Denis Glover wrote some of our loveliest poems (The Magpies, Threnody and the sequences Sings Harry and Arawata Bill, for example) and became a legend in his lifetime for his talent, his irreverence, his hatred of humbug, his robust opinions and his remarkably diverse range of activities - as student and lecturer; as climber, rugby player, boxer and yachtsman; as journalist, typographer, publisher, satirist and critic; as war hero; and as raconteur, wit, lover and alcoholic. Inevitably, he has been characterised as the last Elizabethan.
With John Drew he established the Caxton Press in 1936 and as a publisher launched a number of literary careers with beautifully produced volumes. New Zealand’s literary development could scarcely have occurred without him.
Glover’s biographer, Gordon Ogilvie, noted that his life seemed to teem with paradoxes.
He was sensitively tough, a radical conformist, a warring pacifist, a free enterprise socialist, a boyish adult, a meticulously casual poet, a publicly private person, an endless debunker of rank and regulation who loved the Royal Navy, a classical scholar whose mode was vernacular… someone who relished life but wrote much of death and knowingly destroyed himself with drink.
But it will be his poetry, in all its distinctiveness of mood and formulation, that will be remembered long after his troubled life is forgotten. He is rated as our finest lyric poet, satirist and war poet and the author of many of our most arresting love lyrics. His poems of the mountains and the sea ring true for every New Zealander. On the page, says one critic, he adds up to more than the sum of his parts. His poetry… is greater than his poems.

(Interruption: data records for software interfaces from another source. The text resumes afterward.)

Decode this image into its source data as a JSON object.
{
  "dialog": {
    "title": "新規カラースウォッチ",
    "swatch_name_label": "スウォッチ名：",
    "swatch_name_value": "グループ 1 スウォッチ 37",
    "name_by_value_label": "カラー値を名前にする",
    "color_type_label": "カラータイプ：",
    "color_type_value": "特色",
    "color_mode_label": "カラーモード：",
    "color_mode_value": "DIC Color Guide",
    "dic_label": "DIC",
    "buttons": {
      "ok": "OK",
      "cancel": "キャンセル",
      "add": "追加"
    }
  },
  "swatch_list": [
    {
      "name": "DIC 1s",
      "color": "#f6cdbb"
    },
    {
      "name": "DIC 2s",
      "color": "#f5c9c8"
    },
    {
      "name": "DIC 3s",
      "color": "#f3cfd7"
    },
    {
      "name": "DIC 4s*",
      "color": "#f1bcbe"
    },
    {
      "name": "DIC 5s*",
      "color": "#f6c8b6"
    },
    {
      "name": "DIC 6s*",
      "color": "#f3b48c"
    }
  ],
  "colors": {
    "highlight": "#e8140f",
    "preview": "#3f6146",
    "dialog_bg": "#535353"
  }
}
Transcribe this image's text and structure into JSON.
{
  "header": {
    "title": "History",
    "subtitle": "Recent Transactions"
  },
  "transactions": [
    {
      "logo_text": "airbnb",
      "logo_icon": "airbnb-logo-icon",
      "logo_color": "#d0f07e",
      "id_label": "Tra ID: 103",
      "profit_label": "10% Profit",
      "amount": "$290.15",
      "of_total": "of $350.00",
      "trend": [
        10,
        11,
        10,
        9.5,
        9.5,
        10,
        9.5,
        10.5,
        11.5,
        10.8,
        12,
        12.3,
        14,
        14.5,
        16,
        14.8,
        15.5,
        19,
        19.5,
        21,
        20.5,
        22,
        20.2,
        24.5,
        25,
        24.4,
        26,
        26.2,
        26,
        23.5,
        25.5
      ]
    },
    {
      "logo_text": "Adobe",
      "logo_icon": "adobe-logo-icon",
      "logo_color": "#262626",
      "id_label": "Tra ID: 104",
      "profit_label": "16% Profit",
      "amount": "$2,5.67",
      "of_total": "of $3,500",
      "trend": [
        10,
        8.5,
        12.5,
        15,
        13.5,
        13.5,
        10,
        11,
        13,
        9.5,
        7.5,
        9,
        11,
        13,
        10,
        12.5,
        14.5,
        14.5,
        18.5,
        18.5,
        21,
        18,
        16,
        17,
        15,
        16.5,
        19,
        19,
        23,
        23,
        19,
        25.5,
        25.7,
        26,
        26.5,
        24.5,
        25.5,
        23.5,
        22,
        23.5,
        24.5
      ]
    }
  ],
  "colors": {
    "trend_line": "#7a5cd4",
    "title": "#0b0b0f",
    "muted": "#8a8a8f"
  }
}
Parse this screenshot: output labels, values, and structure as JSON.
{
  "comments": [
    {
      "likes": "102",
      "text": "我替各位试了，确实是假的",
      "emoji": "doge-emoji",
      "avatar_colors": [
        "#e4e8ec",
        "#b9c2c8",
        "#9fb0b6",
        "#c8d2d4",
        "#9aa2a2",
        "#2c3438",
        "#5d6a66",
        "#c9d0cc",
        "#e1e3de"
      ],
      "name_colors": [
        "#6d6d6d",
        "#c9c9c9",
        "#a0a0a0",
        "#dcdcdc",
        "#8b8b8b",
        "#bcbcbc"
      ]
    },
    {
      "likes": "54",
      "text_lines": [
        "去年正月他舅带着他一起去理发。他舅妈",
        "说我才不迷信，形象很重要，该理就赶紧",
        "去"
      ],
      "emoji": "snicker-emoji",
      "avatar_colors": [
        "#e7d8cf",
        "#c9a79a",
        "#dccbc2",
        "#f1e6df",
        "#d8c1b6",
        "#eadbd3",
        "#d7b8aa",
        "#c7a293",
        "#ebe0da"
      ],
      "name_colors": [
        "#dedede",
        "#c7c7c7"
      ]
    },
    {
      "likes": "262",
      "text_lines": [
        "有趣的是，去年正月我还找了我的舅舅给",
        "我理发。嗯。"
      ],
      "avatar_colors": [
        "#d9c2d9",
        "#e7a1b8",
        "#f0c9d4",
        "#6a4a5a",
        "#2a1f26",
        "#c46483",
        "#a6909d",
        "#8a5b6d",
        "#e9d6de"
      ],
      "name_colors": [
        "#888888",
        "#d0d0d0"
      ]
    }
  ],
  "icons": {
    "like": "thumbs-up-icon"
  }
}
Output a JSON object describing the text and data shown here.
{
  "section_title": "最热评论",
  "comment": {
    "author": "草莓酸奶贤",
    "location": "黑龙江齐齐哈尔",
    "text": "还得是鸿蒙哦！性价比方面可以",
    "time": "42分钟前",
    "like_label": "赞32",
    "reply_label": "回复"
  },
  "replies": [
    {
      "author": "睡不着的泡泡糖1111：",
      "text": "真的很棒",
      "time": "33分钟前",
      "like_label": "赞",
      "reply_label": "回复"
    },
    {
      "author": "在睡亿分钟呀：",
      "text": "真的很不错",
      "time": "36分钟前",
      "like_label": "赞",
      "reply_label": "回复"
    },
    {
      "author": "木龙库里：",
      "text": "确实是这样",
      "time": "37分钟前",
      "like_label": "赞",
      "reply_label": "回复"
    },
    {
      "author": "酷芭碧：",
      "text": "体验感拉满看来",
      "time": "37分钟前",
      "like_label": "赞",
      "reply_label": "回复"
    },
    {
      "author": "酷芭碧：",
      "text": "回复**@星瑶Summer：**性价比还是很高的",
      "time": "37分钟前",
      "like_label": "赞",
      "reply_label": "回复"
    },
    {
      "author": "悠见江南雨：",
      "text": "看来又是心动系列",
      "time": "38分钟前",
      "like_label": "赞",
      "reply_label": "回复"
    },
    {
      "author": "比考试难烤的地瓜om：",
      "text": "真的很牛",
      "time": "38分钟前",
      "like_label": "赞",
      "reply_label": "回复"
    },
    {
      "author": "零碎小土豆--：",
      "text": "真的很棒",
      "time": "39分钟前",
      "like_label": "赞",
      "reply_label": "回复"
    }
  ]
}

The Christchurch Writer’s Walkway, E. Beardsley, Canterbury Branch, New Zealand Society of Authors, 1999.